Now, UConn didn’t only defend Wilbekin and Frazier, but by taking them out of the game, they threw off everybody else. Casey Prather scored 15 and for the first 30 minutes was Florida’s only offensive threat. Patric Young got it going in the final 10 minutes when he scored 16 of his 19 points, but there was no one else to pick up the slack.
In marching their way to the Final Four by taking out 30 straight opponents, defense was always the Gators’ trump card. Even in those games when there were too many blanks fired down at the other end, the Gators were able to rely on their defense to keep things on an even keel until they found enough offense to put the game away.
But there wasn’t near enough defense Saturday.
Florida did manage to hold both Shabazz Napier and Boatright below their season scoring averages, but they had no answers for DeAndre Daniels, whose back-to-back 3-pointers lit the fire for UConn in the first half when the Huskies erased a 12-point deficit to take a 25-22 lead at the intermission. Napier scored only 12 points and four of them came from the foul line. Boatright got 13. Daniels, however, scored 20 to go with 10 rebounds and he got some unexpected help from Niels Giffey, who scored a surprising 11 points without hitting a 3-pointer.
When the Gators clawed their way back to within three at 43-40 with 8:03 remaining, they needed stops on the defensive end but when little-used freshman Terrence Samuel blew through the Gators for an easy layup the Florida boat sprung a couple more leaks. Then Kasey Hill lost the ball on the dribble to Boatright who converted it into a layup at the other end.
Just like that it was 47-40, still a close enough game to win but only if Florida got stops and this was a night when the Gators couldn’t afford any defensive breakdowns because the offense wasn’t getting the job done. When Florida could only get a Prather free throw in its next two possessions while Daniels was getting free twice, once on a jumper and the next on a lop dunk off a Napier pass, it was pretty clear there would be no magic on this night.

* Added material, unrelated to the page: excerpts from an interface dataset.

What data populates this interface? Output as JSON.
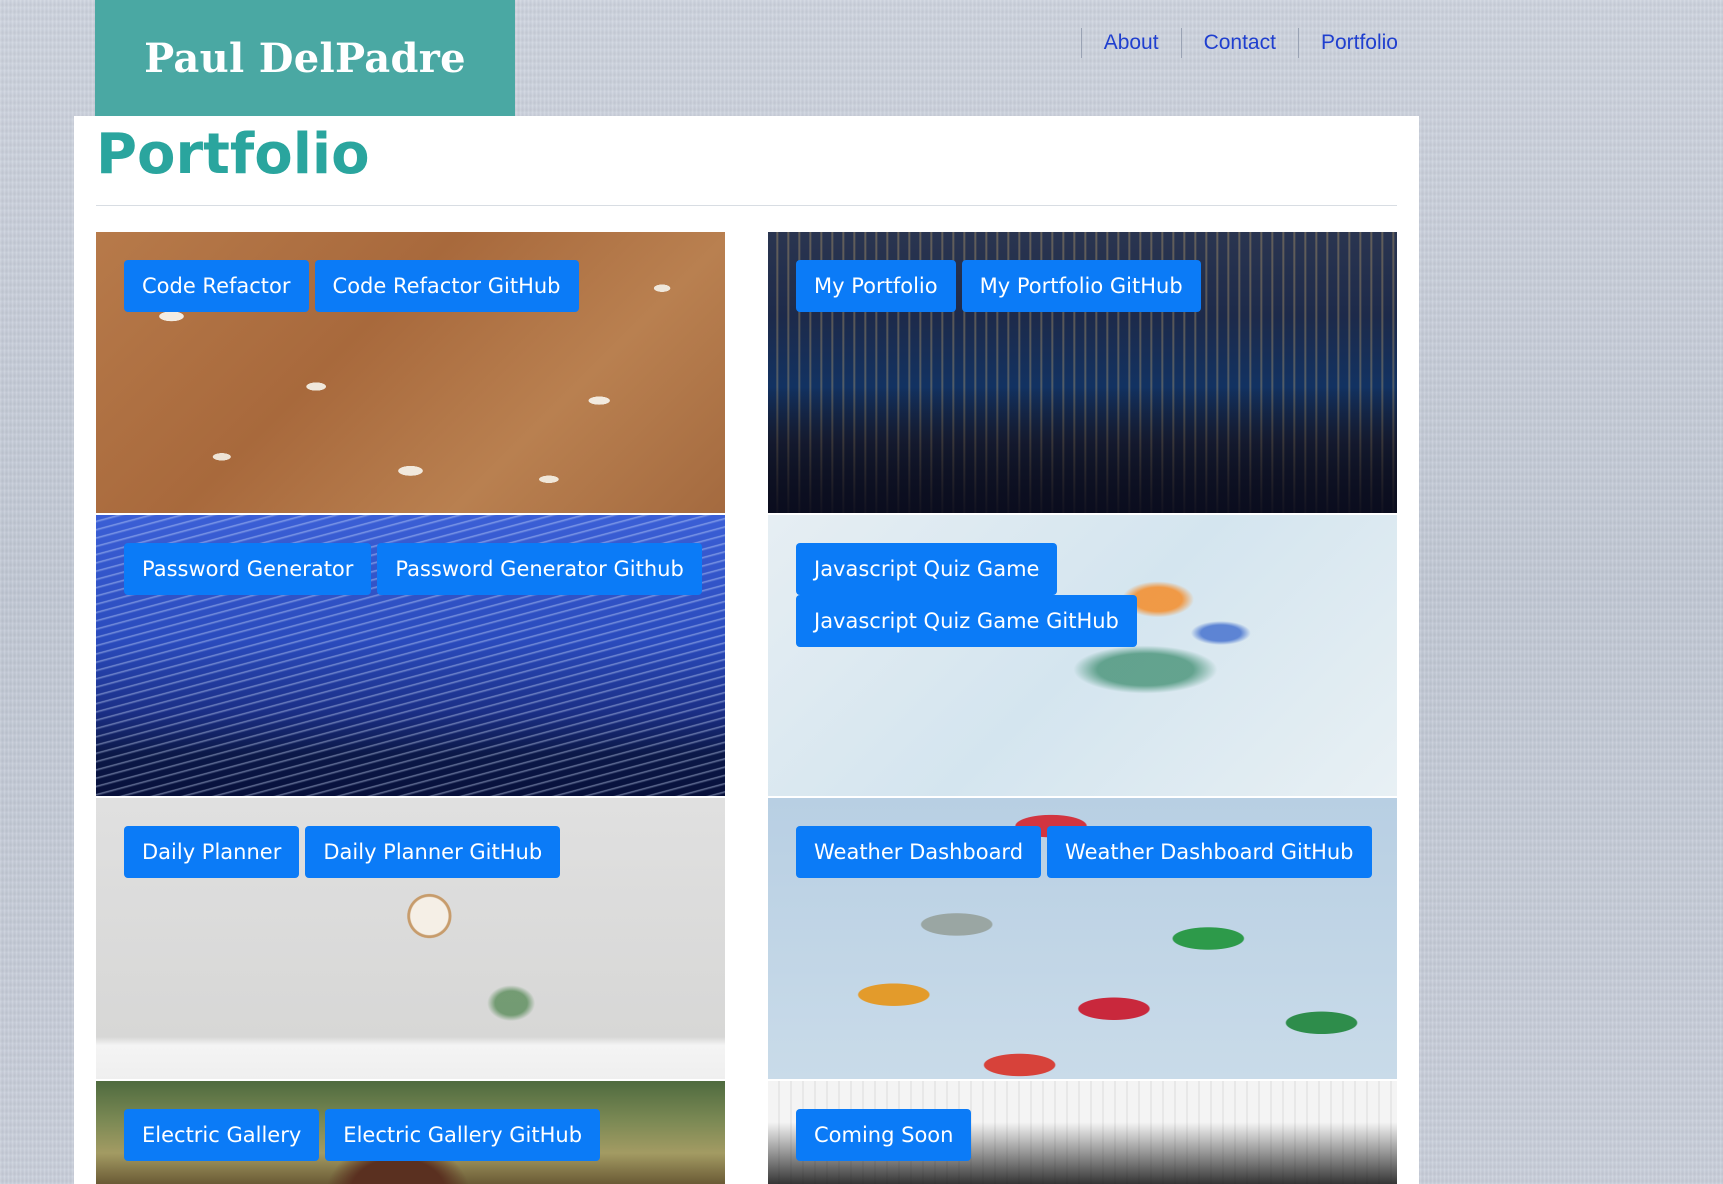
{
  "header": {
    "brand": "Paul DelPadre",
    "brand_color": "#4aa8a3",
    "nav": [
      {
        "label": "About"
      },
      {
        "label": "Contact"
      },
      {
        "label": "Portfolio"
      }
    ],
    "nav_color": "#1f3fcf"
  },
  "main": {
    "title": "Portfolio",
    "title_color": "#2aa59e",
    "button_color": "#0b7bf7",
    "tiles": [
      {
        "image": "cracked-sand-photo",
        "buttons": [
          {
            "label": "Code Refactor"
          },
          {
            "label": "Code Refactor GitHub"
          }
        ]
      },
      {
        "image": "city-skyline-photo",
        "buttons": [
          {
            "label": "My Portfolio"
          },
          {
            "label": "My Portfolio GitHub"
          }
        ]
      },
      {
        "image": "star-trails-photo",
        "buttons": [
          {
            "label": "Password Generator"
          },
          {
            "label": "Password Generator Github"
          }
        ]
      },
      {
        "image": "bird-of-paradise-photo",
        "buttons": [
          {
            "label": "Javascript Quiz Game"
          },
          {
            "label": "Javascript Quiz Game GitHub"
          }
        ]
      },
      {
        "image": "wall-clock-desk-photo",
        "buttons": [
          {
            "label": "Daily Planner"
          },
          {
            "label": "Daily Planner GitHub"
          }
        ]
      },
      {
        "image": "umbrellas-photo",
        "buttons": [
          {
            "label": "Weather Dashboard"
          },
          {
            "label": "Weather Dashboard GitHub"
          }
        ]
      },
      {
        "image": "painting-photo",
        "buttons": [
          {
            "label": "Electric Gallery"
          },
          {
            "label": "Electric Gallery GitHub"
          }
        ]
      },
      {
        "image": "escalator-photo",
        "buttons": [
          {
            "label": "Coming Soon"
          }
        ]
      }
    ]
  }
}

To Florida’s credit, the Gators never stopped playing hard even when it was clear they didn’t have what they needed to stage a miracle comeback. UConn had the better game plan, played the better game and on this night, at least, was the better team.
This was not the ending that Gator fans envisioned nor the one that Florida’s fantastic four seniors wanted so desperately, but it should not detract from what these guys accomplished. They won 120 games in their four years. They made it to the Elite Eight three straight years and the Final Four in their final season. They set an SEC record by going 18-0 in the regular season and capped that with a 3-0 run for the SEC Tournament title. They won 30 games in a row and set a school record with 36 wins in a season.
The seniors, who you know are feeling the enormous pain of seeing their dream of dreams come up short, talked all season long about chasing greatness. These guys so desperately wanted to leave their mark on Florida basketball and go down as a truly great team.
Maybe they didn’t get the national championship they wanted but they don’t have to worry about their place in Florida basketball history. Long before they got to the Final Four the greatness they were chasing had already become a part of who they were. These guys were special and they were indeed a great team, just one that came up short in reaching their ultimate goal.